Variability in the observed expression values across genes can be driven by genuine biological heterogeneity or uninteresting technical noise. To distinguish between these two possibiltiies, we need to model the technical component of the variance of the expression values for each gene. We do so using the set of spike-in transcripts, which were added in the same quantity to each cell. Thus, the spike-in transcripts should exhibit no biological variability, i.e., any variance in their counts should be technical in origin.

We use the trendVar function to fit a mean-dependent trend to the variances of the log-expression values for the spike-in transcripts. We set design to block on the plate of origin for each cell, to ensure that technical differences between plates do not inflate the variances. Given the mean abundance of a gene, the fitted value of the trend is then used as an estimate of the technical component for that gene. The biological component of the variance is finally calculated by subtracting the technical component from the total variance of each gene with the decomposeVar function.

design <- model.matrix(~sce$Plate)
var.fit <- trendVar(sce, parametric=TRUE, design=design, span=0.3)
var.out <- decomposeVar(sce, var.fit)
head(var.out)
##                           mean      total         bio       tech   p.value
## ENSMUSG00000103377 0.008029604 0.01179812 -0.02378567 0.03558380 1.0000000
## ENSMUSG00000103147 0.034571996 0.07202590 -0.08118252 0.15320842 1.0000000
## ENSMUSG00000103161 0.005210840 0.00496927 -0.01812296 0.02309223 1.0000000
## ENSMUSG00000102331 0.018575647 0.03262176 -0.04969763 0.08231939 1.0000000
## ENSMUSG00000102948 0.059116545 0.08826678 -0.17371266 0.26197944 1.0000000
## Rp1                0.097464502 0.45637197  0.02445072 0.43192124 0.2865203
##                          FDR
## ENSMUSG00000103377 1.0000000
## ENSMUSG00000103147 1.0000000
## ENSMUSG00000103161 1.0000000
## ENSMUSG00000102331 1.0000000
## ENSMUSG00000102948 1.0000000
## Rp1                0.8056285

We visually inspect the trend to confirm that it corresponds to the spike-in variances (Figure 9)). The wave-like shape is typical of the mean-variance trend for log-expression values. A linear increase in the variance is observed as the mean increases from zero, as larger variances are possible when the counts increase. At very high abundances, the effect of sampling noise decreases due to the law of large numbers, resulting in a decrease in the variance.

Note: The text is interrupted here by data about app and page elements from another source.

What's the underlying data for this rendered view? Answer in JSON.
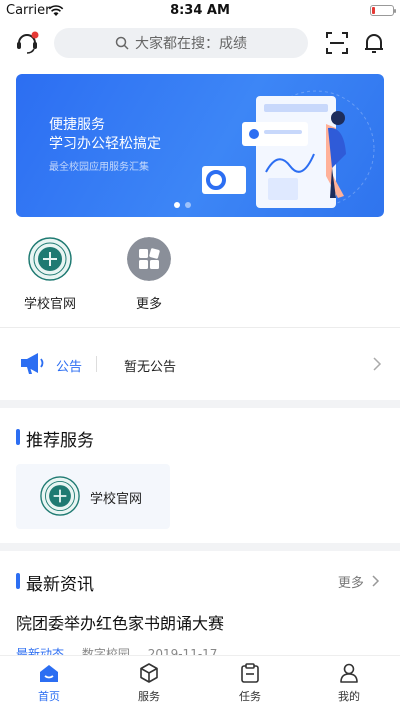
{
  "status_bar": {
    "carrier": "Carrier",
    "time": "8:34 AM"
  },
  "header": {
    "search_placeholder": "大家都在搜：成绩"
  },
  "banner": {
    "line1": "便捷服务",
    "line2": "学习办公轻松搞定",
    "line3": "最全校园应用服务汇集",
    "page_count": 2,
    "active_page": 1
  },
  "quick_apps": [
    {
      "label": "学校官网"
    },
    {
      "label": "更多"
    }
  ],
  "notice": {
    "label": "公告",
    "text": "暂无公告"
  },
  "recommended": {
    "title": "推荐服务",
    "items": [
      {
        "label": "学校官网"
      }
    ]
  },
  "news": {
    "title": "最新资讯",
    "more": "更多",
    "items": [
      {
        "title": "院团委举办红色家书朗诵大赛",
        "tag": "最新动态",
        "source": "数字校园",
        "date": "2019-11-17"
      }
    ]
  },
  "tabbar": {
    "items": [
      {
        "label": "首页",
        "icon": "home-icon"
      },
      {
        "label": "服务",
        "icon": "cube-icon"
      },
      {
        "label": "任务",
        "icon": "clipboard-icon"
      },
      {
        "label": "我的",
        "icon": "user-icon"
      }
    ]
  },
  "colors": {
    "accent": "#2c6ef2",
    "banner": "#3d86f6"
  }
}
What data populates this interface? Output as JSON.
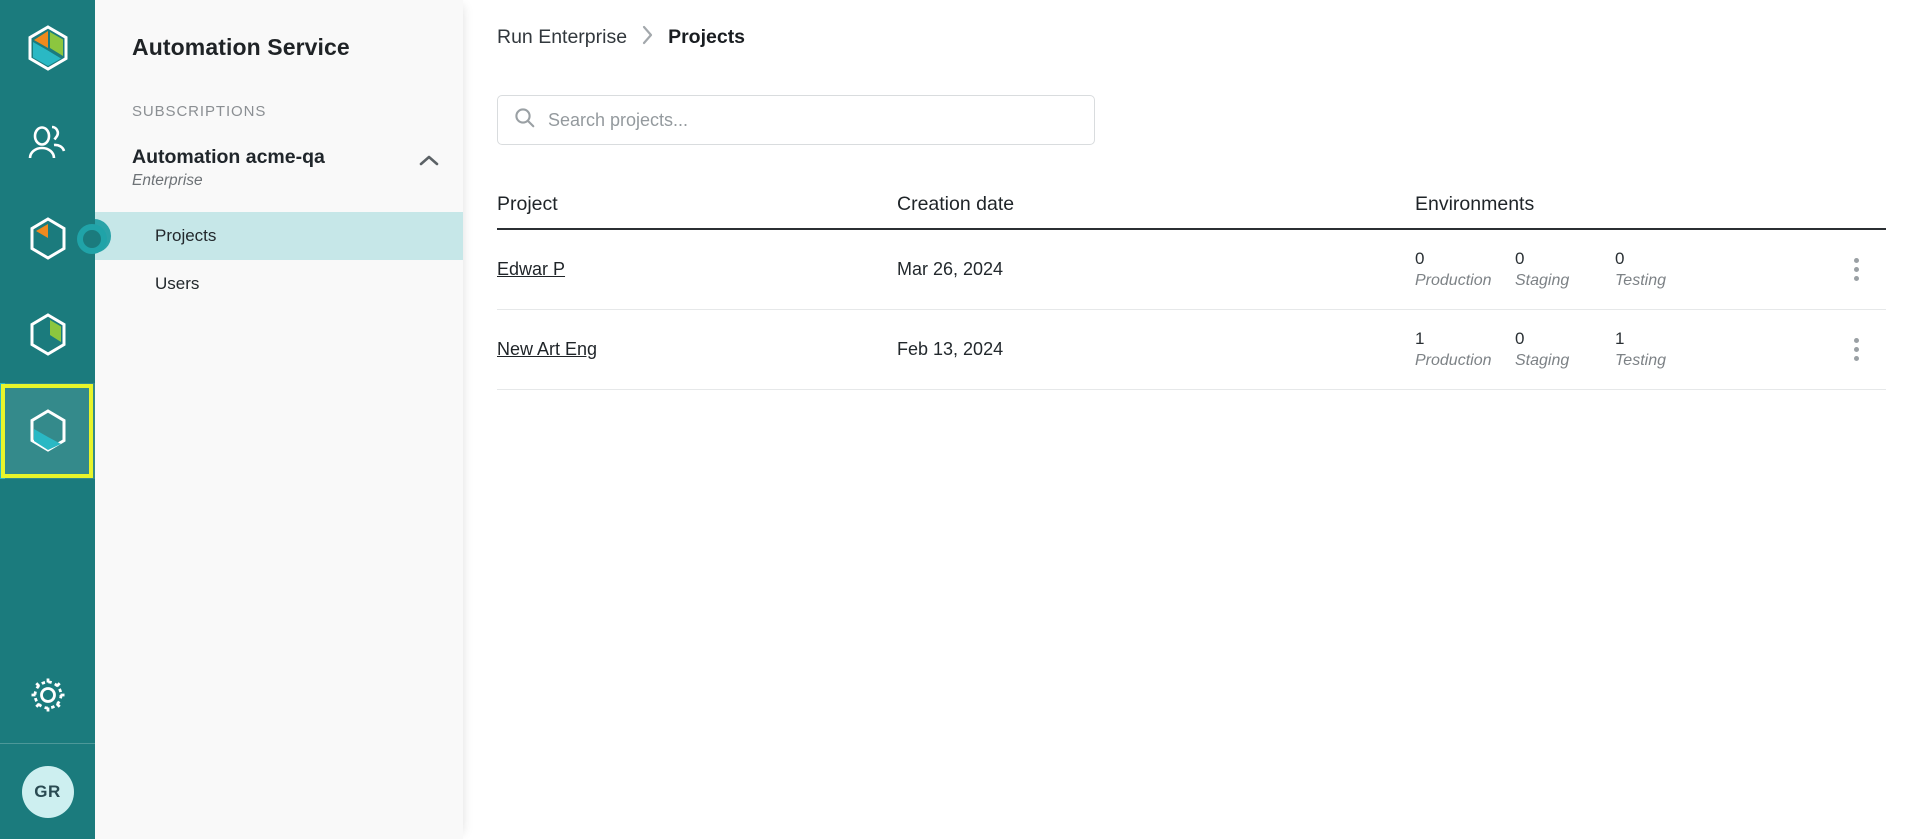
{
  "rail": {
    "logo_icon": "hexagon-logo-icon",
    "items": [
      {
        "icon": "users-group-icon",
        "name": "rail-item-users",
        "selected": false,
        "badge": false
      },
      {
        "icon": "hexagon-orange-icon",
        "name": "rail-item-workloads",
        "selected": false,
        "badge": true
      },
      {
        "icon": "hexagon-green-icon",
        "name": "rail-item-assets",
        "selected": false,
        "badge": false
      },
      {
        "icon": "hexagon-cyan-icon",
        "name": "rail-item-automation-service",
        "selected": true,
        "badge": false
      }
    ],
    "settings_icon": "gear-icon",
    "avatar_initials": "GR"
  },
  "sidebar": {
    "title": "Automation Service",
    "section_label": "SUBSCRIPTIONS",
    "subscription": {
      "name": "Automation acme-qa",
      "plan": "Enterprise",
      "collapse_icon": "chevron-up-icon"
    },
    "items": [
      {
        "label": "Projects",
        "active": true
      },
      {
        "label": "Users",
        "active": false
      }
    ]
  },
  "breadcrumb": {
    "parent": "Run Enterprise",
    "separator": "›",
    "current": "Projects"
  },
  "search": {
    "icon": "search-icon",
    "placeholder": "Search projects...",
    "value": ""
  },
  "table": {
    "columns": {
      "project": "Project",
      "creation_date": "Creation date",
      "environments": "Environments"
    },
    "env_labels": {
      "production": "Production",
      "staging": "Staging",
      "testing": "Testing"
    },
    "row_menu_icon": "kebab-menu-icon",
    "rows": [
      {
        "project": "Edwar P",
        "creation_date": "Mar 26, 2024",
        "production": "0",
        "production_label": "Production",
        "staging": "0",
        "staging_label": "Staging",
        "testing": "0",
        "testing_label": "Testing"
      },
      {
        "project": "New Art Eng",
        "creation_date": "Feb 13, 2024",
        "production": "1",
        "production_label": "Production",
        "staging": "0",
        "staging_label": "Staging",
        "testing": "1",
        "testing_label": "Testing"
      }
    ]
  },
  "colors": {
    "rail_bg": "#1b7b7d",
    "rail_selected_bg": "#348a8b",
    "rail_selected_indicator": "#2ab8c4",
    "annotation_highlight": "#e8f52a",
    "sidebar_bg": "#f9f9f9",
    "sidebar_active_bg": "#c6e7e8",
    "accent_teal": "#2aa3a8",
    "avatar_bg": "#cdeff0",
    "logo_orange": "#f08a1e",
    "logo_green": "#8cc63f",
    "logo_cyan": "#2ab8c4"
  }
}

plot(var.out$mean, var.out$total, pch=16, cex=0.6, xlab="Mean log-expression", 
    ylab="Variance of log-expression")
curve(var.fit$trend(x), col="dodgerblue", lwd=2, add=TRUE)
cur.spike <- isSpike(sce)
points(var.out$mean[cur.spike], var.out$total[cur.spike], col="red", pch=16)
Variance of normalized log-expression values for each gene in the 416B dataset, plotted against the mean log-expression. The blue line represents the mean-dependent trend fitted to the variances of the spike-in transcripts (red).

Figure 9: Variance of normalized log-expression values for each gene in the 416B dataset, plotted against the mean log-expression. The blue line represents the mean-dependent trend fitted to the variances of the spike-in transcripts (red).

We check the distribution of expression values for the genes with the largest biological components. This ensures that the variance estimate is not driven by one or two outlier cells (Figure 10).

chosen.genes <- order(var.out$bio, decreasing=TRUE)[1:10]
plotExpression(sce, features=rownames(var.out)[chosen.genes]) + fontsize